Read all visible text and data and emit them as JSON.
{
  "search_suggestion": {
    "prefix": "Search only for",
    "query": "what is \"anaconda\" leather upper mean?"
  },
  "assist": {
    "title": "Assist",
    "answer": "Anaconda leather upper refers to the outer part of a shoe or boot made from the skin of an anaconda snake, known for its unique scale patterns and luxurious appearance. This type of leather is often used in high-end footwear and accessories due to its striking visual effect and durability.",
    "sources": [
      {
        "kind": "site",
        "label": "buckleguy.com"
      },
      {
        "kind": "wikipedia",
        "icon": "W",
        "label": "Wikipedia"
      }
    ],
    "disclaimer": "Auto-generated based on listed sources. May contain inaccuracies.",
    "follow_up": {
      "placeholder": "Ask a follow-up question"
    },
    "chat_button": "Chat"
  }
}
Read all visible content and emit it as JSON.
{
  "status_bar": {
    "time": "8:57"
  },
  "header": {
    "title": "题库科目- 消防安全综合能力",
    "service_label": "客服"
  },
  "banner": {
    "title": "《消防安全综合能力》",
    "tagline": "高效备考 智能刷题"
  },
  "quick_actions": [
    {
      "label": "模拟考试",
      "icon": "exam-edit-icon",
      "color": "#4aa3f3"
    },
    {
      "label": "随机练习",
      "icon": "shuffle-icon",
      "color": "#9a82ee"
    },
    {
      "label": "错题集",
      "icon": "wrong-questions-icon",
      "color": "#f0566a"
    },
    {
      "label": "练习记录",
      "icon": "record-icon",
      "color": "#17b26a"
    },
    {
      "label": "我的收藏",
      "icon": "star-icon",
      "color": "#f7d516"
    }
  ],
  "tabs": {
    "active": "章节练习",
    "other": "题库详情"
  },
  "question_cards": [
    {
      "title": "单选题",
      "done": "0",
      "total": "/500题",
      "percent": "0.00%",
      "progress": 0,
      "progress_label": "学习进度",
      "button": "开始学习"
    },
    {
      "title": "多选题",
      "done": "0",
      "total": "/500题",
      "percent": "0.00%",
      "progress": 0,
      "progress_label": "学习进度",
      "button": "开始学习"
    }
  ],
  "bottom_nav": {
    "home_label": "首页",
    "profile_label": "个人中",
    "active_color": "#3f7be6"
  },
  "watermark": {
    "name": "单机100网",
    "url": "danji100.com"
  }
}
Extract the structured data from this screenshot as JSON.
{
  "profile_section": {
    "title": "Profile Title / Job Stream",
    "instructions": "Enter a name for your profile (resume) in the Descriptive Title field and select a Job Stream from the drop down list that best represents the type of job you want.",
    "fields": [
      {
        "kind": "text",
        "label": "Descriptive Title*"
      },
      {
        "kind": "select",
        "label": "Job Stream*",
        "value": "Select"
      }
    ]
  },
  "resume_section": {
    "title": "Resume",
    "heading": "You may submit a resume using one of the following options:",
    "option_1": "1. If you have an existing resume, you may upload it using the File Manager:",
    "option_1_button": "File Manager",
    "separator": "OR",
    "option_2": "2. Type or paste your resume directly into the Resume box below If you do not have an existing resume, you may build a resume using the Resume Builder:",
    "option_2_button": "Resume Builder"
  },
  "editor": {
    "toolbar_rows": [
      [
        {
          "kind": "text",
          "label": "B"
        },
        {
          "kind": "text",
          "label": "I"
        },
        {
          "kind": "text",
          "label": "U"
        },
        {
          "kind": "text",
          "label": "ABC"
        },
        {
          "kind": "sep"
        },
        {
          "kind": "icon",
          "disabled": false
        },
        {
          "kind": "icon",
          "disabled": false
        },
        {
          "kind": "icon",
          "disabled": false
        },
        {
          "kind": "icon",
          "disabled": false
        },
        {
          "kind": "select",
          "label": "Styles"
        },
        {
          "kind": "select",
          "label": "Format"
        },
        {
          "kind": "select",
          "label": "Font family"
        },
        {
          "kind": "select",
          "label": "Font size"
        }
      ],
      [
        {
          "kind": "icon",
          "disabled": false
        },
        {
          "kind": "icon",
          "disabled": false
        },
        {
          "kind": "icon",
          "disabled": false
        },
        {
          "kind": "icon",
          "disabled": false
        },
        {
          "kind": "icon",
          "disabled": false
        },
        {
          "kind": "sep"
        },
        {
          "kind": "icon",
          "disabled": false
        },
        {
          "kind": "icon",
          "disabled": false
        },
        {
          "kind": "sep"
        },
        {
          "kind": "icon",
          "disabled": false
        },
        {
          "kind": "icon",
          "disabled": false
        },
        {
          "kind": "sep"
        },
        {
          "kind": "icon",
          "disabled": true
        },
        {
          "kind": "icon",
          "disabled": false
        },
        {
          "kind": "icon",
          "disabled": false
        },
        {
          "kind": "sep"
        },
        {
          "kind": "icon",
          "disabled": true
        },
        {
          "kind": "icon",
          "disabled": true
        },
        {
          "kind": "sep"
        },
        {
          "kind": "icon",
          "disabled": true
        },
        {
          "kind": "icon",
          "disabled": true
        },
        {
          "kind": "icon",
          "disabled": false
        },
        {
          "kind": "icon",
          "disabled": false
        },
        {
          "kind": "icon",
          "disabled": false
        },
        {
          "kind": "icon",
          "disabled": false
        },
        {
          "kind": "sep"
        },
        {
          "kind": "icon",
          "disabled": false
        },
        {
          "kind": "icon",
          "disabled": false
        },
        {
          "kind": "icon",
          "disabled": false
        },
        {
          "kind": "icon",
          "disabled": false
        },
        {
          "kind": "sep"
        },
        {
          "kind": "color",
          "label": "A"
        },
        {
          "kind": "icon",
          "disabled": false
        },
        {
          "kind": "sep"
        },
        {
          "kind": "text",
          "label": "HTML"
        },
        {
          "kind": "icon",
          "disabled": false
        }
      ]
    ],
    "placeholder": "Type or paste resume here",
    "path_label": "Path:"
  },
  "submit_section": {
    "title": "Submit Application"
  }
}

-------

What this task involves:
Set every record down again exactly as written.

Task output:
Read all visible text and data and emit them as JSON.
{
  "search_suggestion": {
    "prefix": "Search only for",
    "query": "what is \"anaconda\" leather upper mean?"
  },
  "assist": {
    "title": "Assist",
    "answer": "Anaconda leather upper refers to the outer part of a shoe or boot made from the skin of an anaconda snake, known for its unique scale patterns and luxurious appearance. This type of leather is often used in high-end footwear and accessories due to its striking visual effect and durability.",
    "sources": [
      {
        "kind": "site",
        "label": "buckleguy.com"
      },
      {
        "kind": "wikipedia",
        "icon": "W",
        "label": "Wikipedia"
      }
    ],
    "disclaimer": "Auto-generated based on listed sources. May contain inaccuracies.",
    "follow_up": {
      "placeholder": "Ask a follow-up question"
    },
    "chat_button": "Chat"
  }
}
Read all visible content and emit it as JSON.
{
  "status_bar": {
    "time": "8:57"
  },
  "header": {
    "title": "题库科目- 消防安全综合能力",
    "service_label": "客服"
  },
  "banner": {
    "title": "《消防安全综合能力》",
    "tagline": "高效备考 智能刷题"
  },
  "quick_actions": [
    {
      "label": "模拟考试",
      "icon": "exam-edit-icon",
      "color": "#4aa3f3"
    },
    {
      "label": "随机练习",
      "icon": "shuffle-icon",
      "color": "#9a82ee"
    },
    {
      "label": "错题集",
      "icon": "wrong-questions-icon",
      "color": "#f0566a"
    },
    {
      "label": "练习记录",
      "icon": "record-icon",
      "color": "#17b26a"
    },
    {
      "label": "我的收藏",
      "icon": "star-icon",
      "color": "#f7d516"
    }
  ],
  "tabs": {
    "active": "章节练习",
    "other": "题库详情"
  },
  "question_cards": [
    {
      "title": "单选题",
      "done": "0",
      "total": "/500题",
      "percent": "0.00%",
      "progress": 0,
      "progress_label": "学习进度",
      "button": "开始学习"
    },
    {
      "title": "多选题",
      "done": "0",
      "total": "/500题",
      "percent": "0.00%",
      "progress": 0,
      "progress_label": "学习进度",
      "button": "开始学习"
    }
  ],
  "bottom_nav": {
    "home_label": "首页",
    "profile_label": "个人中",
    "active_color": "#3f7be6"
  },
  "watermark": {
    "name": "单机100网",
    "url": "danji100.com"
  }
}
Extract the structured data from this screenshot as JSON.
{
  "profile_section": {
    "title": "Profile Title / Job Stream",
    "instructions": "Enter a name for your profile (resume) in the Descriptive Title field and select a Job Stream from the drop down list that best represents the type of job you want.",
    "fields": [
      {
        "kind": "text",
        "label": "Descriptive Title*"
      },
      {
        "kind": "select",
        "label": "Job Stream*",
        "value": "Select"
      }
    ]
  },
  "resume_section": {
    "title": "Resume",
    "heading": "You may submit a resume using one of the following options:",
    "option_1": "1. If you have an existing resume, you may upload it using the File Manager:",
    "option_1_button": "File Manager",
    "separator": "OR",
    "option_2": "2. Type or paste your resume directly into the Resume box below If you do not have an existing resume, you may build a resume using the Resume Builder:",
    "option_2_button": "Resume Builder"
  },
  "editor": {
    "toolbar_rows": [
      [
        {
          "kind": "text",
          "label": "B"
        },
        {
          "kind": "text",
          "label": "I"
        },
        {
          "kind": "text",
          "label": "U"
        },
        {
          "kind": "text",
          "label": "ABC"
        },
        {
          "kind": "sep"
        },
        {
          "kind": "icon",
          "disabled": false
        },
        {
          "kind": "icon",
          "disabled": false
        },
        {
          "kind": "icon",
          "disabled": false
        },
        {
          "kind": "icon",
          "disabled": false
        },
        {
          "kind": "select",
          "label": "Styles"
        },
        {
          "kind": "select",
          "label": "Format"
        },
        {
          "kind": "select",
          "label": "Font family"
        },
        {
          "kind": "select",
          "label": "Font size"
        }
      ],
      [
        {
          "kind": "icon",
          "disabled": false
        },
        {
          "kind": "icon",
          "disabled": false
        },
        {
          "kind": "icon",
          "disabled": false
        },
        {
          "kind": "icon",
          "disabled": false
        },
        {
          "kind": "icon",
          "disabled": false
        },
        {
          "kind": "sep"
        },
        {
          "kind": "icon",
          "disabled": false
        },
        {
          "kind": "icon",
          "disabled": false
        },
        {
          "kind": "sep"
        },
        {
          "kind": "icon",
          "disabled": false
        },
        {
          "kind": "icon",
          "disabled": false
        },
        {
          "kind": "sep"
        },
        {
          "kind": "icon",
          "disabled": true
        },
        {
          "kind": "icon",
          "disabled": false
        },
        {
          "kind": "icon",
          "disabled": false
        },
        {
          "kind": "sep"
        },
        {
          "kind": "icon",
          "disabled": true
        },
        {
          "kind": "icon",
          "disabled": true
        },
        {
          "kind": "sep"
        },
        {
          "kind": "icon",
          "disabled": true
        },
        {
          "kind": "icon",
          "disabled": true
        },
        {
          "kind": "icon",
          "disabled": false
        },
        {
          "kind": "icon",
          "disabled": false
        },
        {
          "kind": "icon",
          "disabled": false
        },
        {
          "kind": "icon",
          "disabled": false
        },
        {
          "kind": "sep"
        },
        {
          "kind": "icon",
          "disabled": false
        },
        {
          "kind": "icon",
          "disabled": false
        },
        {
          "kind": "icon",
          "disabled": false
        },
        {
          "kind": "icon",
          "disabled": false
        },
        {
          "kind": "sep"
        },
        {
          "kind": "color",
          "label": "A"
        },
        {
          "kind": "icon",
          "disabled": false
        },
        {
          "kind": "sep"
        },
        {
          "kind": "text",
          "label": "HTML"
        },
        {
          "kind": "icon",
          "disabled": false
        }
      ]
    ],
    "placeholder": "Type or paste resume here",
    "path_label": "Path:"
  },
  "submit_section": {
    "title": "Submit Application"
  }
}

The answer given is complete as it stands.